DIRECTIONS:
Copy the records below exactly as they appear.

Dataset rows describing interfaces:
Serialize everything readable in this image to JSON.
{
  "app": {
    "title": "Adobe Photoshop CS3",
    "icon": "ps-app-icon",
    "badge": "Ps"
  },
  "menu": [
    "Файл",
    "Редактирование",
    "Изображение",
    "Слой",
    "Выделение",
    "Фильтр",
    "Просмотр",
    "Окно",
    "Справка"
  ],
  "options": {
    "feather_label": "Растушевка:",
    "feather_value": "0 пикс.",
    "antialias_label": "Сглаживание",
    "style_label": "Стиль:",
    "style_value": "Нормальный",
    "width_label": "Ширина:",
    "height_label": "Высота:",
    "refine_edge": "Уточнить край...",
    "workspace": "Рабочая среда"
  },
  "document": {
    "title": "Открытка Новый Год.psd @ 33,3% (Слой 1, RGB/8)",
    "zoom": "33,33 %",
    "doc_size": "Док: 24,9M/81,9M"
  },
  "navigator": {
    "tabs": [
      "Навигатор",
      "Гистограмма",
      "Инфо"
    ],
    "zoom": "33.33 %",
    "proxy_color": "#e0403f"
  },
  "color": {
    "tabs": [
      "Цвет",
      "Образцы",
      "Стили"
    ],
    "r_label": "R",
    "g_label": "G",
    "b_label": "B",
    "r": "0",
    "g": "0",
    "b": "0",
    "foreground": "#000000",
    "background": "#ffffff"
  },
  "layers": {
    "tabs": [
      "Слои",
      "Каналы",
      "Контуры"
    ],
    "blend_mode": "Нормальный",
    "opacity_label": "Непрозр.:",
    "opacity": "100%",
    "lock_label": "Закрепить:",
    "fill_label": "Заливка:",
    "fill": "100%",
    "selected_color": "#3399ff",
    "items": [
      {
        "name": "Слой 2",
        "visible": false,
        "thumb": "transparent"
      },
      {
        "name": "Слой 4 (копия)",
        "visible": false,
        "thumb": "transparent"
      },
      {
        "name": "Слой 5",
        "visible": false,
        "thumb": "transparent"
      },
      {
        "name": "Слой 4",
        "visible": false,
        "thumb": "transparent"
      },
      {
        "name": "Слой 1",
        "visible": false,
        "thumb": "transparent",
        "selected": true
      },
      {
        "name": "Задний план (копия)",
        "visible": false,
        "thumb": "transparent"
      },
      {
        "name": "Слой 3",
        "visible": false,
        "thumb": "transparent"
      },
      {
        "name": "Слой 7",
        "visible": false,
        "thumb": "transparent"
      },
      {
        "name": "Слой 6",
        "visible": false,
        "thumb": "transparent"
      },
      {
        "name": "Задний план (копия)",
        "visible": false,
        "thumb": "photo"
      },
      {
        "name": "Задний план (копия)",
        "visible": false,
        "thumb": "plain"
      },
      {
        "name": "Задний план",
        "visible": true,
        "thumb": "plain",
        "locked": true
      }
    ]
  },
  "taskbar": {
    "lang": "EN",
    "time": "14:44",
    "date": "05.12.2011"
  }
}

SOLVED PROBLEM:
Serialize everything readable in this image to JSON.
{
  "app": {
    "title": "Adobe Photoshop CS3",
    "icon": "ps-app-icon",
    "badge": "Ps"
  },
  "menu": [
    "Файл",
    "Редактирование",
    "Изображение",
    "Слой",
    "Выделение",
    "Фильтр",
    "Просмотр",
    "Окно",
    "Справка"
  ],
  "options": {
    "feather_label": "Растушевка:",
    "feather_value": "0 пикс.",
    "antialias_label": "Сглаживание",
    "style_label": "Стиль:",
    "style_value": "Нормальный",
    "width_label": "Ширина:",
    "height_label": "Высота:",
    "refine_edge": "Уточнить край...",
    "workspace": "Рабочая среда"
  },
  "document": {
    "title": "Открытка Новый Год.psd @ 33,3% (Слой 1, RGB/8)",
    "zoom": "33,33 %",
    "doc_size": "Док: 24,9M/81,9M"
  },
  "navigator": {
    "tabs": [
      "Навигатор",
      "Гистограмма",
      "Инфо"
    ],
    "zoom": "33.33 %",
    "proxy_color": "#e0403f"
  },
  "color": {
    "tabs": [
      "Цвет",
      "Образцы",
      "Стили"
    ],
    "r_label": "R",
    "g_label": "G",
    "b_label": "B",
    "r": "0",
    "g": "0",
    "b": "0",
    "foreground": "#000000",
    "background": "#ffffff"
  },
  "layers": {
    "tabs": [
      "Слои",
      "Каналы",
      "Контуры"
    ],
    "blend_mode": "Нормальный",
    "opacity_label": "Непрозр.:",
    "opacity": "100%",
    "lock_label": "Закрепить:",
    "fill_label": "Заливка:",
    "fill": "100%",
    "selected_color": "#3399ff",
    "items": [
      {
        "name": "Слой 2",
        "visible": false,
        "thumb": "transparent"
      },
      {
        "name": "Слой 4 (копия)",
        "visible": false,
        "thumb": "transparent"
      },
      {
        "name": "Слой 5",
        "visible": false,
        "thumb": "transparent"
      },
      {
        "name": "Слой 4",
        "visible": false,
        "thumb": "transparent"
      },
      {
        "name": "Слой 1",
        "visible": false,
        "thumb": "transparent",
        "selected": true
      },
      {
        "name": "Задний план (копия)",
        "visible": false,
        "thumb": "transparent"
      },
      {
        "name": "Слой 3",
        "visible": false,
        "thumb": "transparent"
      },
      {
        "name": "Слой 7",
        "visible": false,
        "thumb": "transparent"
      },
      {
        "name": "Слой 6",
        "visible": false,
        "thumb": "transparent"
      },
      {
        "name": "Задний план (копия)",
        "visible": false,
        "thumb": "photo"
      },
      {
        "name": "Задний план (копия)",
        "visible": false,
        "thumb": "plain"
      },
      {
        "name": "Задний план",
        "visible": true,
        "thumb": "plain",
        "locked": true
      }
    ]
  },
  "taskbar": {
    "lang": "EN",
    "time": "14:44",
    "date": "05.12.2011"
  }
}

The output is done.